EXERCISE: The answer must be every line from the entries below that contains "title".

Dataset excerpts:
>>>

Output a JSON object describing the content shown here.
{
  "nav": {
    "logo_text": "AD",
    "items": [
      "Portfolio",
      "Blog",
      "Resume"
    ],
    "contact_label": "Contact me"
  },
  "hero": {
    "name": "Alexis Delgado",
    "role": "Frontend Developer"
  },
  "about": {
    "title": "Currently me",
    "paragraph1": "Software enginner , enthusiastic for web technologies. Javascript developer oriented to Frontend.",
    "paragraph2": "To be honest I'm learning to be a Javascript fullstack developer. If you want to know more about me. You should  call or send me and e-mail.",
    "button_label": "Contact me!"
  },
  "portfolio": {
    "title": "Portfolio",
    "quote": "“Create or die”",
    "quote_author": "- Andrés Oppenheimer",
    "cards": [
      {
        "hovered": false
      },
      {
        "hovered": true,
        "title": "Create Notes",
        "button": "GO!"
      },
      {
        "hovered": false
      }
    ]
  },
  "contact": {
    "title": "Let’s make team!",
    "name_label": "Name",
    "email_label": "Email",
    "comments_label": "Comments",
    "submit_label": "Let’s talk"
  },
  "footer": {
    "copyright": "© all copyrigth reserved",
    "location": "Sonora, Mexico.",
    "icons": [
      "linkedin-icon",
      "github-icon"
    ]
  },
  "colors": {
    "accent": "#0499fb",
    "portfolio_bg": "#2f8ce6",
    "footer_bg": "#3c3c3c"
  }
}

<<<
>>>

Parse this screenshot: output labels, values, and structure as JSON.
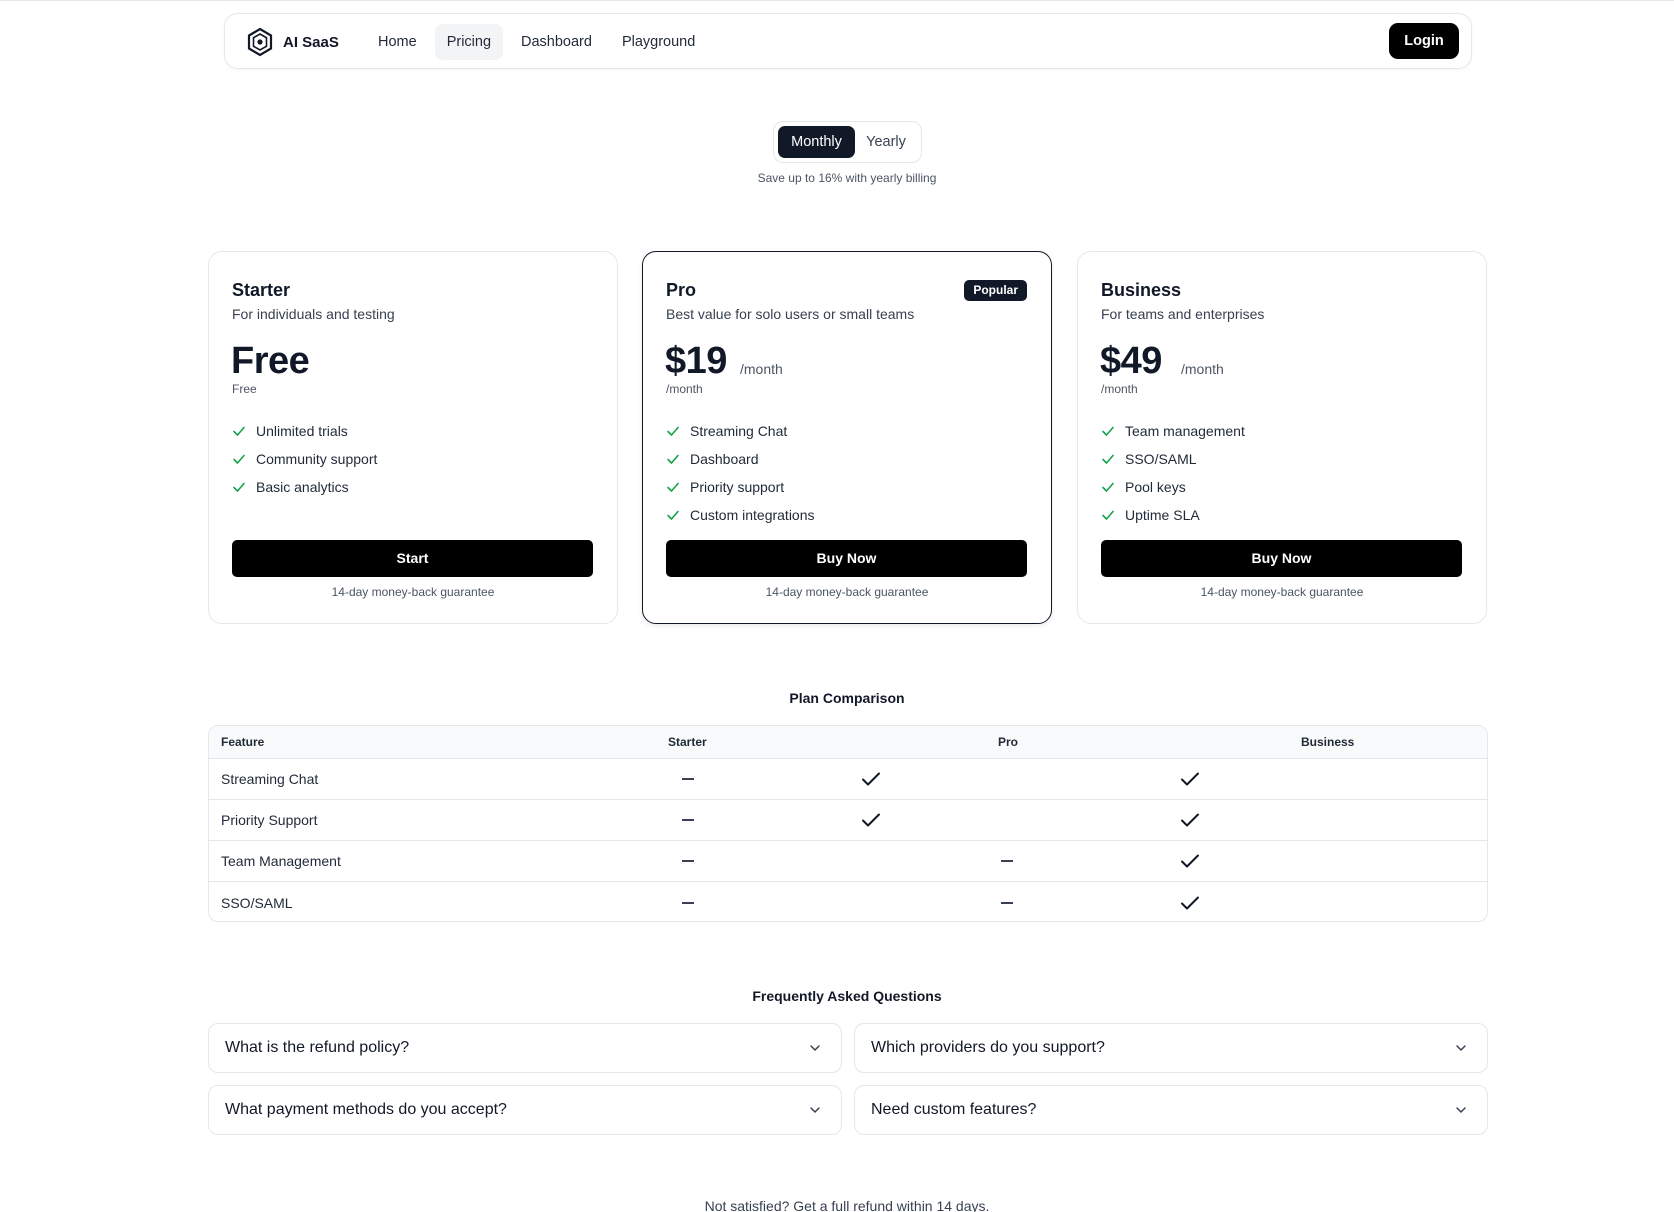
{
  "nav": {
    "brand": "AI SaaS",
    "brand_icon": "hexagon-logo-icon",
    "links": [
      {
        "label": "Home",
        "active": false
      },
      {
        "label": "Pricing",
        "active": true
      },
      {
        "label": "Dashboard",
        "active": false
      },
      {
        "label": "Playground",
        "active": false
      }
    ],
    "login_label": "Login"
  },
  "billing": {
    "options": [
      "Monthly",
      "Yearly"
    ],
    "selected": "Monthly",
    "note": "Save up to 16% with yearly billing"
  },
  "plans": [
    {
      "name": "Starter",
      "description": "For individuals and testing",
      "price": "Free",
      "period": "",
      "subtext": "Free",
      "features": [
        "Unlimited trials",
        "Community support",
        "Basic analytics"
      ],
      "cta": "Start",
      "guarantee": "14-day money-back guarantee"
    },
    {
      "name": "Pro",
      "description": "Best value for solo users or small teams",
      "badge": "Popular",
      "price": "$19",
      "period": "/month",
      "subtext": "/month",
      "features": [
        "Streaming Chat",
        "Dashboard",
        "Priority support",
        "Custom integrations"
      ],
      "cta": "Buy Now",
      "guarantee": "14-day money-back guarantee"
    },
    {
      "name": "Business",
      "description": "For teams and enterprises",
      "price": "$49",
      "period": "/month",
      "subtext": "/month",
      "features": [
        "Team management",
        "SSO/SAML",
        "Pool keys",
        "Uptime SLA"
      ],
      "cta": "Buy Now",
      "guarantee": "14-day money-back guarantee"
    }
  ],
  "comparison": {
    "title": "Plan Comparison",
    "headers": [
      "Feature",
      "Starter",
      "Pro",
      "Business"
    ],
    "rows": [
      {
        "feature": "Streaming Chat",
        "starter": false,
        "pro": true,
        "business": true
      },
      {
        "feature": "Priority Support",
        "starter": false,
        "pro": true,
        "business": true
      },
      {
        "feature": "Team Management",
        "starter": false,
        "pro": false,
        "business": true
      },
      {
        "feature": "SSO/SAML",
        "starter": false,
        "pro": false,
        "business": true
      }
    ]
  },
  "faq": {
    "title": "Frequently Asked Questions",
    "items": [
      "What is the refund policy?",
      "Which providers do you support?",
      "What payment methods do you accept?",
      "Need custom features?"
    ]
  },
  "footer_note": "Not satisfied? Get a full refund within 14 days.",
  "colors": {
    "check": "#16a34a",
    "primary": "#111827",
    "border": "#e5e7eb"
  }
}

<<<
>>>

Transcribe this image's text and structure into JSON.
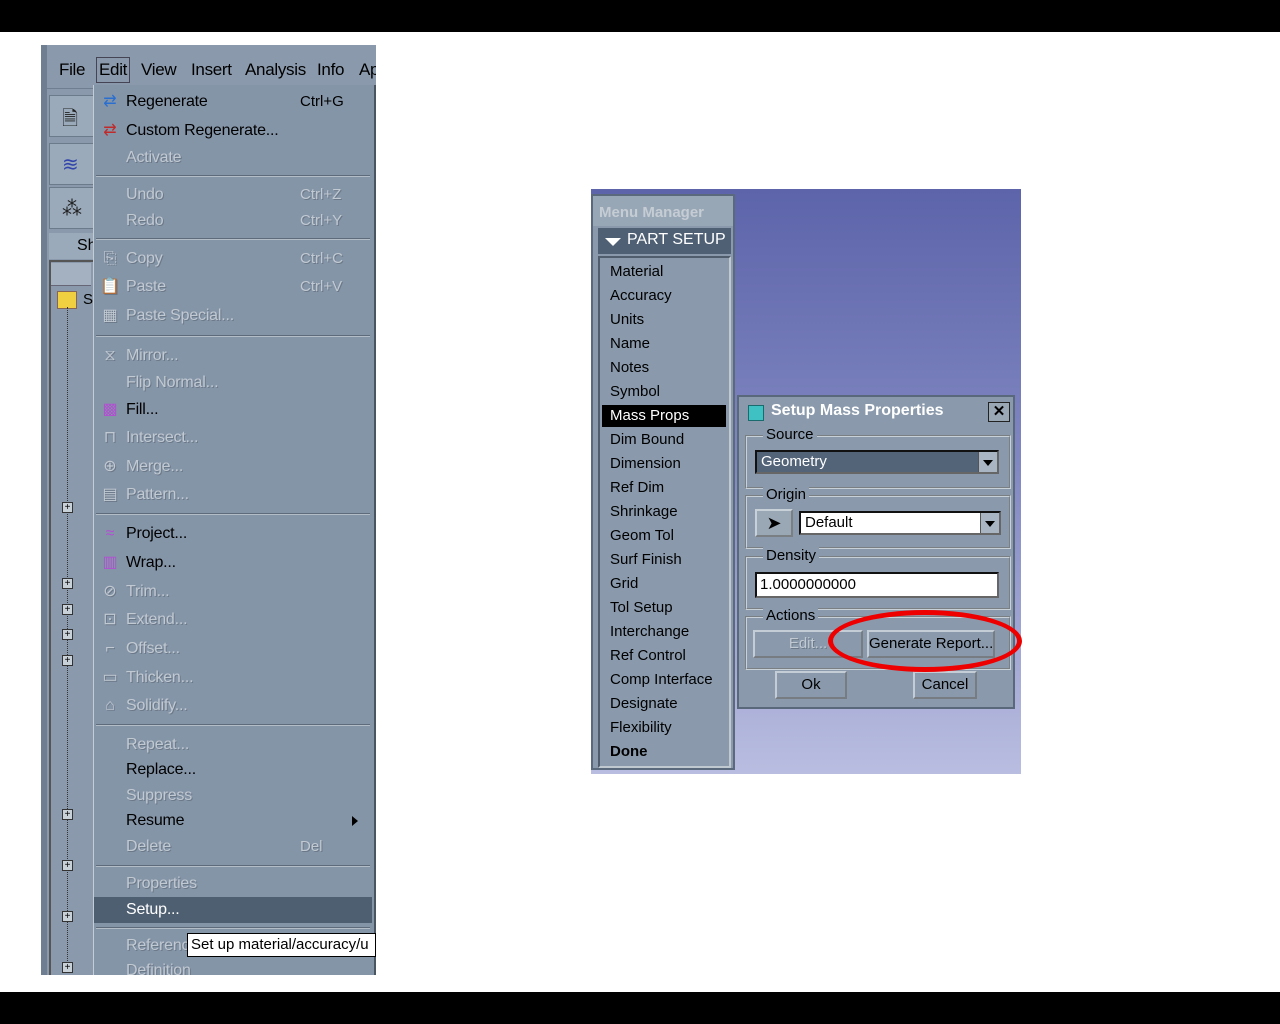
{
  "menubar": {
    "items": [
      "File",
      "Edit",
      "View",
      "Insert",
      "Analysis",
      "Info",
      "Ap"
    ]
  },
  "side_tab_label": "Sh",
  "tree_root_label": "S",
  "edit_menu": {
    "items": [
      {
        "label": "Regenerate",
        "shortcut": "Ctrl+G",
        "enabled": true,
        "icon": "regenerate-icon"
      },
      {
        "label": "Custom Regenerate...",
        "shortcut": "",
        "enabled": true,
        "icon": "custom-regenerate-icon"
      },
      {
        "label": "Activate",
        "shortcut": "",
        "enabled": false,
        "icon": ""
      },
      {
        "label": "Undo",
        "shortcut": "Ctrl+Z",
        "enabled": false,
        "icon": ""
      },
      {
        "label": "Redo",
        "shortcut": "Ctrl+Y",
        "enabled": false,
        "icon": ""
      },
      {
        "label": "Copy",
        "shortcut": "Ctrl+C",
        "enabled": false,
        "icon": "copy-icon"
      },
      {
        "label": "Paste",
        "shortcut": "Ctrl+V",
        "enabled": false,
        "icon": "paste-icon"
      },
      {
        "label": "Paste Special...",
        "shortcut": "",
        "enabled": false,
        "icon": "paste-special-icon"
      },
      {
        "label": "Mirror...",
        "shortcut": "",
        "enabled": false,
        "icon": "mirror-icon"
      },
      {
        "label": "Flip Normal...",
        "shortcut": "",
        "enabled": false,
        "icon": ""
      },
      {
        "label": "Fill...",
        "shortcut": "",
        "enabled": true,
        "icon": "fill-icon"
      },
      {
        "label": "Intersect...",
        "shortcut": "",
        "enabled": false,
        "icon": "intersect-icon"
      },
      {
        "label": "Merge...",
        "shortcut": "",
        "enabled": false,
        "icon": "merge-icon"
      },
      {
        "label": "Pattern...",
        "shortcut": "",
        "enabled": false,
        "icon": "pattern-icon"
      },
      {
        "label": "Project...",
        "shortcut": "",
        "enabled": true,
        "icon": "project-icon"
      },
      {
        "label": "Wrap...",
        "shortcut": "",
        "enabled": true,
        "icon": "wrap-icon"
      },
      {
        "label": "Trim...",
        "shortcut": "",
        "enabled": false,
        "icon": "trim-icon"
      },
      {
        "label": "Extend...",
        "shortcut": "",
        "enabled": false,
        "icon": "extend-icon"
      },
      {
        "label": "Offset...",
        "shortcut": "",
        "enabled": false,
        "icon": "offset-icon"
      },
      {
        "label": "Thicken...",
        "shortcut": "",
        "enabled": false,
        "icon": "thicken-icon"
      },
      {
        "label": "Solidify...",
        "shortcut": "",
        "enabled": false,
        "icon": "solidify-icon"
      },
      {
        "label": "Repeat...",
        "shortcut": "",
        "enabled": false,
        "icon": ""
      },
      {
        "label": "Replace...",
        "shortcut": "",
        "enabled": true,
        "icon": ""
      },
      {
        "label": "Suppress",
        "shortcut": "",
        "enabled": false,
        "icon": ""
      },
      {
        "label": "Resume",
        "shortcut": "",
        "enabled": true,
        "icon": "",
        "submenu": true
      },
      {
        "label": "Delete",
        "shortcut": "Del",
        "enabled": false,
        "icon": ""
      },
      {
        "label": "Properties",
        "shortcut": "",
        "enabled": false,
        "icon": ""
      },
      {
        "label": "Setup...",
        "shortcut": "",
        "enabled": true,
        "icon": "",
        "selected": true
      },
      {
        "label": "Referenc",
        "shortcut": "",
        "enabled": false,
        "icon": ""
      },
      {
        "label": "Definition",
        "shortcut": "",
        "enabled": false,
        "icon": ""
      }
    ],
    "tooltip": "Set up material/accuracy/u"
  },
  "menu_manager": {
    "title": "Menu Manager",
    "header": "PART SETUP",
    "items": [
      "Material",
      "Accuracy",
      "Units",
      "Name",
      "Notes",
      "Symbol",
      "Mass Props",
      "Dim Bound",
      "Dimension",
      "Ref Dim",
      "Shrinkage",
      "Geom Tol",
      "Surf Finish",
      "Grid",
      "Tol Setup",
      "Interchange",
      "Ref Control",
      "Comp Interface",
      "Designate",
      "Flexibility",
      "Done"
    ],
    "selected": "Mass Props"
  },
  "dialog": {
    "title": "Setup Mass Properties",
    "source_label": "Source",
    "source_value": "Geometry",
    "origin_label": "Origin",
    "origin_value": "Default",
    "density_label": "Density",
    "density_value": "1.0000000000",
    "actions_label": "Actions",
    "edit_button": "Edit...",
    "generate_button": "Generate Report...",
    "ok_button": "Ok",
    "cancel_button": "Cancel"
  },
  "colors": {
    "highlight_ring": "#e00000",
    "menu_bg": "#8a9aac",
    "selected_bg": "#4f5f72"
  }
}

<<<

FINISHED TASK:
    "title": "Currently me",
    "title": "Portfolio",
        "title": "Create Notes",
    "title": "Let’s make team!",
    "title": "Plan Comparison",
    "title": "Frequently Asked Questions",
    "title": "Menu Manager",
    "title": "Setup Mass Properties",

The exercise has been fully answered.